I was greatly disappointed by the HOWTO. The stated intent of the paper is a noble one; unfortunately, the steps presented are counter-productive and sexist on their own. Instead of saying "Linux geeks should be nicer to newbies," it says "Guys should be nicer to women." No. Either I can be an asshole to everyone or I can't. To ask for different treatment for different genders is SEXIST, and when the stated goal is to minimize sexism, it becomes counter-productive.
The HOWTO is a mastubatory effort written by a group which defines itself by sexism: "the focus is on women and we attempt to maintain a female-dominated environment." Great. If a man tried that he would immediately be jumped on as sexist and discriminatory; but in this case, the individuals are empowered (or some such crap).

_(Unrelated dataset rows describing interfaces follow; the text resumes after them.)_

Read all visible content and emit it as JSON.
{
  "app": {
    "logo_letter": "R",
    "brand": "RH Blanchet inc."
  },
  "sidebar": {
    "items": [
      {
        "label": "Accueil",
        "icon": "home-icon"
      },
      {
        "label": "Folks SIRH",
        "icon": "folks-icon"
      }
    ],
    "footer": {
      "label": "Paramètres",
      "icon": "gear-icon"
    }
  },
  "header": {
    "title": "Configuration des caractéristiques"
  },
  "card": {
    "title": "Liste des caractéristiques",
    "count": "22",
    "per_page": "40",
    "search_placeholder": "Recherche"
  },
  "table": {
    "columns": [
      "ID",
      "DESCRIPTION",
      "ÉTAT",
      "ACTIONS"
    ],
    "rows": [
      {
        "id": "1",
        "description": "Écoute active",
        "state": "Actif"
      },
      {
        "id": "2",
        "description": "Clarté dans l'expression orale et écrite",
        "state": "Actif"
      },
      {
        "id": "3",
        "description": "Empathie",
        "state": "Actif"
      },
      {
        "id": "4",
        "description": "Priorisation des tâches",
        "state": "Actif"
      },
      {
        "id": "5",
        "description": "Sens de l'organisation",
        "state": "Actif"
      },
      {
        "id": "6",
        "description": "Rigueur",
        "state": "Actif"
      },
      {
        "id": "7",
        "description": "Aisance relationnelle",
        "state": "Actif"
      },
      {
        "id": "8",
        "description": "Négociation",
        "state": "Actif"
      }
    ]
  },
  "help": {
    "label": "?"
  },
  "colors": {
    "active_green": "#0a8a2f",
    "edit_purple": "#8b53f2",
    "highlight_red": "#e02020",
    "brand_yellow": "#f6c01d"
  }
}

The HOWTO ignores that women are just as guilty of reinforcing the stereotypes and sexism as men are; much of this cultural conditioning occurs in school where the majority of teachers are (wait for it) women. The paper encourages vulgarity but not "bitch". It repeatedly asks not to be treated differently but then asks for special treatment-from the viewpoint of the article, it's ok for me to be an ass, just not to women.
I know, the article is directed at women so of course it singles out behavior directed at women. However, the behavior being discussed often doesn't have to do with man/women but more with bully/object. Instead of correcting the root causes which are not gender specific, the HOWTO pushes for gender specific remedies.
Eighty to ninety percent of the HOWTO can be summed up, "Don't be an asshole. Be helpful." That is something many people (man and women) in computing need to adhere to. And if we stick to it, I think you'll find interest in computing increase by _everyone_.
This is a really dumb argument.
There are different points of view here and all of them contain some portion of a good final solution; what astounds me is that groups almost always miss that final solution and shoot themselves in the foot.
Every computer I have ever owned or maintained has used a hostname convention: my originals were named after areas of New York state; I moved to national capitals at home and Muppets at work; after a job change, I lost all my Muppets so I moved to Robotech characters. Even if these seem nonsensical, each host was unique and identifiable and others were easily able to identify my hosts. Those two mundane issues: service identity and host identity, are crucial to any hostname convention.
I recognize now that many people do not properly understand this purpose. I also recognize that I may be forced to justify my position on this repeatedly. As such, I need a treatise--I need a document that lays out once and for all the pros and cons of the dilemma and creates a singular conclusion I can defend.
That or I'll waste a lot of time and get shouted down by a manager who just wants to mark his terroritory like a dog on a fire hydrant.